out of Five
Running time: 105
Passable comedy that’s worth seeing for some amusing comic turns, particularly Kevin Bacon as Gina’s ultra-camp ex-boss.
The best thing you can say about Beauty Shop is that it’s better than Barbershop 2. Barbershop itself was a surprisingly big hit and The Suits obviously decided that, in addition to a sequel, audiences also wanted to see more of Queen Latifah’s character.
You can’t blame them - Latifah has an undeniably larger-than-life personality that translates well to the screen. The only problem is that there’s precious little here in terms of an actual story and what plot there is seems to be nicked from other movies.
Latifah Reprises Barbershop Role
Queen Latifah reprises her role as Gina, a hairdresser at a ritzy hair salon.
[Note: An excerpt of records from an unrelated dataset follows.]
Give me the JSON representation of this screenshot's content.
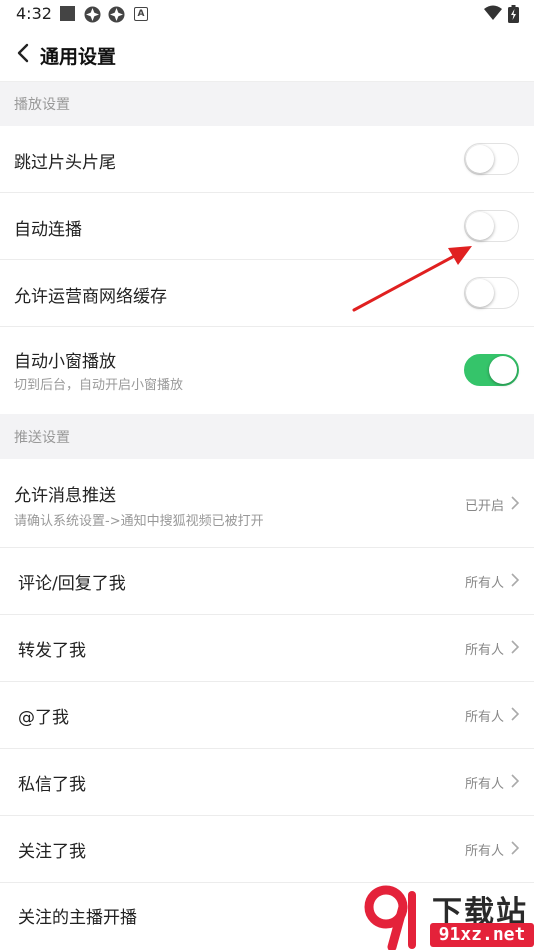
{
  "status": {
    "time": "4:32"
  },
  "header": {
    "title": "通用设置"
  },
  "sections": {
    "playback": "播放设置",
    "push": "推送设置"
  },
  "playback": {
    "skip": {
      "label": "跳过片头片尾",
      "on": false
    },
    "autoplay": {
      "label": "自动连播",
      "on": false
    },
    "cellular": {
      "label": "允许运营商网络缓存",
      "on": false
    },
    "mini": {
      "label": "自动小窗播放",
      "sub": "切到后台，自动开启小窗播放",
      "on": true
    }
  },
  "push": {
    "allow": {
      "label": "允许消息推送",
      "sub": "请确认系统设置->通知中搜狐视频已被打开",
      "value": "已开启"
    },
    "items": [
      {
        "label": "评论/回复了我",
        "value": "所有人"
      },
      {
        "label": "转发了我",
        "value": "所有人"
      },
      {
        "label": "@了我",
        "value": "所有人"
      },
      {
        "label": "私信了我",
        "value": "所有人"
      },
      {
        "label": "关注了我",
        "value": "所有人"
      },
      {
        "label": "关注的主播开播",
        "value": ""
      }
    ]
  },
  "watermark": {
    "top": "下载站",
    "bottom": "91xz.net"
  },
  "colors": {
    "toggle_on": "#35c46a",
    "section_bg": "#f3f3f5",
    "arrow": "#e02020"
  }
}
However, Gina is forever clashing with her ultra-camp boss, Jorgé (Kevin Bacon), so she takes her list of loyal clients (including rich bitch Mena Suvari and ditzy society lady Andie McDowell) and sets up her own beauty shop, which she names “Gina’s” in a moment of startling originality.
That’s pretty much all there is in terms of a plot, barring Jorgé’s lame attempts to get her shut down and her efforts to get her sisterhood of black employees (including Alfre Woodard) to accept white trash hairdresser Alicia Silverstone as one of their own.
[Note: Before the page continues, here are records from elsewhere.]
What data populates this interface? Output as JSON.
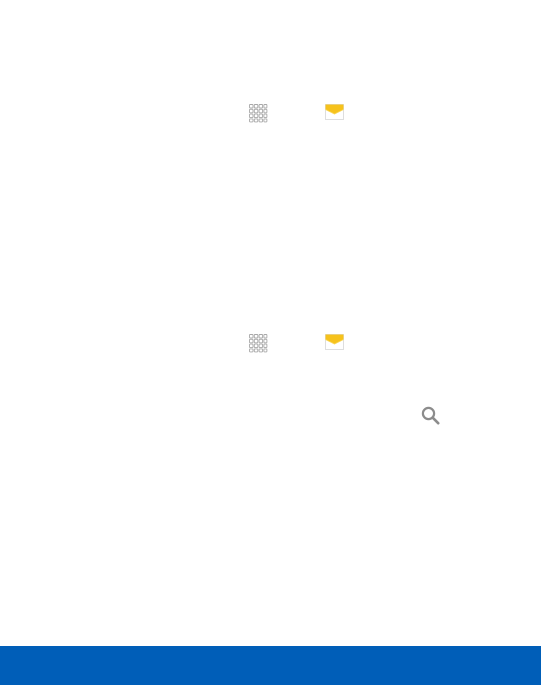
{
  "colors": {
    "footer_bar": "#005eb8",
    "mail_envelope": "#f6c21c",
    "mail_envelope_fold": "#f9d656",
    "apps_grid": "#a8a8a8",
    "search_glass": "#8c8c8c"
  },
  "icons": {
    "row1": [
      "apps-icon",
      "mail-icon"
    ],
    "row2": [
      "apps-icon",
      "mail-icon"
    ],
    "standalone": [
      "search-icon"
    ]
  }
}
To be fair, the strengths of Beauty Shop were never going to be in the complexity or otherwise of its plot. Instead there are a smattering of sub-plots (Gina’s niece on the slippery slope to becoming a “ho”; Gina’s daughter’s (Paige Hurd) musical development; a flickering of romantic interest with Djimon Hounsou’s artistic electrician who lives upstairs - which would be fine if it wasn’t so blatantly stolen from Hounsou’s role in In America), all of which are wrapped up with the minimum of fuss.
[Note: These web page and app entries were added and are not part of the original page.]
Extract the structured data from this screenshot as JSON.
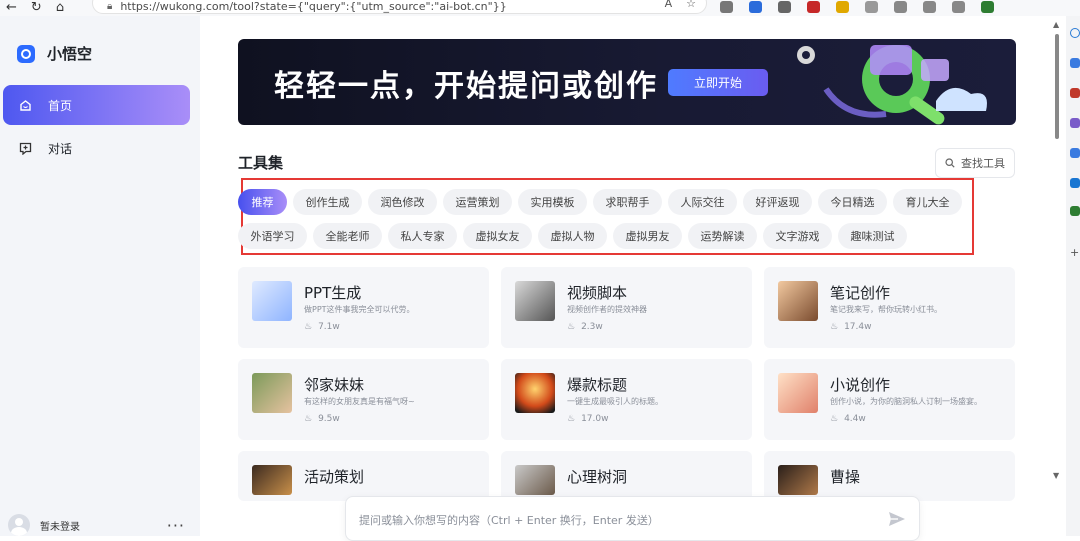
{
  "browser": {
    "url": "https://wukong.com/tool?state={\"query\":{\"utm_source\":\"ai-bot.cn\"}}",
    "nav_icons": [
      "back-icon",
      "refresh-icon",
      "home-icon"
    ]
  },
  "sidebar": {
    "app_name": "小悟空",
    "items": [
      {
        "label": "首页",
        "icon": "home-icon",
        "active": true
      },
      {
        "label": "对话",
        "icon": "chat-icon",
        "active": false
      }
    ],
    "user": {
      "name": "暂未登录",
      "more": "···"
    }
  },
  "banner": {
    "title": "轻轻一点，开始提问或创作",
    "button": "立即开始"
  },
  "tools": {
    "section_title": "工具集",
    "search_label": "查找工具",
    "categories_row1": [
      "推荐",
      "创作生成",
      "润色修改",
      "运营策划",
      "实用模板",
      "求职帮手",
      "人际交往",
      "好评返现",
      "今日精选",
      "育儿大全"
    ],
    "categories_row2": [
      "外语学习",
      "全能老师",
      "私人专家",
      "虚拟女友",
      "虚拟人物",
      "虚拟男友",
      "运势解读",
      "文字游戏",
      "趣味测试"
    ],
    "active_category": "推荐"
  },
  "cards": [
    {
      "title": "PPT生成",
      "desc": "做PPT这件事我完全可以代劳。",
      "count": "7.1w"
    },
    {
      "title": "视频脚本",
      "desc": "视频创作者的提效神器",
      "count": "2.3w"
    },
    {
      "title": "笔记创作",
      "desc": "笔记我来写，帮你玩转小红书。",
      "count": "17.4w"
    },
    {
      "title": "邻家妹妹",
      "desc": "有这样的女朋友真是有福气呀~",
      "count": "9.5w"
    },
    {
      "title": "爆款标题",
      "desc": "一键生成最吸引人的标题。",
      "count": "17.0w"
    },
    {
      "title": "小说创作",
      "desc": "创作小说，为你的脑洞私人订制一场盛宴。",
      "count": "4.4w"
    },
    {
      "title": "活动策划",
      "desc": "",
      "count": ""
    },
    {
      "title": "心理树洞",
      "desc": "",
      "count": ""
    },
    {
      "title": "曹操",
      "desc": "",
      "count": ""
    }
  ],
  "composer": {
    "placeholder": "提问或输入你想写的内容（Ctrl + Enter 换行，Enter 发送）"
  },
  "colors": {
    "accent": "#4e58f0",
    "accent_end": "#a98ef8",
    "highlight_border": "#e53935"
  }
}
Average Comedy With Some Nice Turns
Queen Latifah proved that she could be watchable in awful movies when she made Taxi, although Beauty Shop never gets close to that particular level of badness. Her sassy, sarcastic comedy persona works surprisingly well and yields the odd good line. (“Do these pants make my ass look big?”, she asks her daughter? “Yes? Good…”).
Aside from Latifah, the film is worth seeing just for Kevin Bacon’s camp Schwarzenegger impersonation - it also comes with a neat punchline towards the end that’s one of the film’s best scenes. There’s also strong support from Alicia Silverstone, though her white-trash Georgia accent is almost as funny as Kevin Bacon’s and takes a lot of getting used to.
In fact, there are bizarro accents all over the shop - Andie McDowell’s is equally weird. Her presence in the film is baffling to say the least, but she’s actually not too bad in the role. Finally, Mena Suvari gives good ‘bitch’, though sadly the film misses the opportunity for a knock-down catfight between her and Silverstone.
In short, if you flat-out adored Latifah’s other films, then go ahead and, er, make an appointment for Beauty Shop - otherwise, it’s an average comedy enlivened by some nice comic turns, but nothing really special.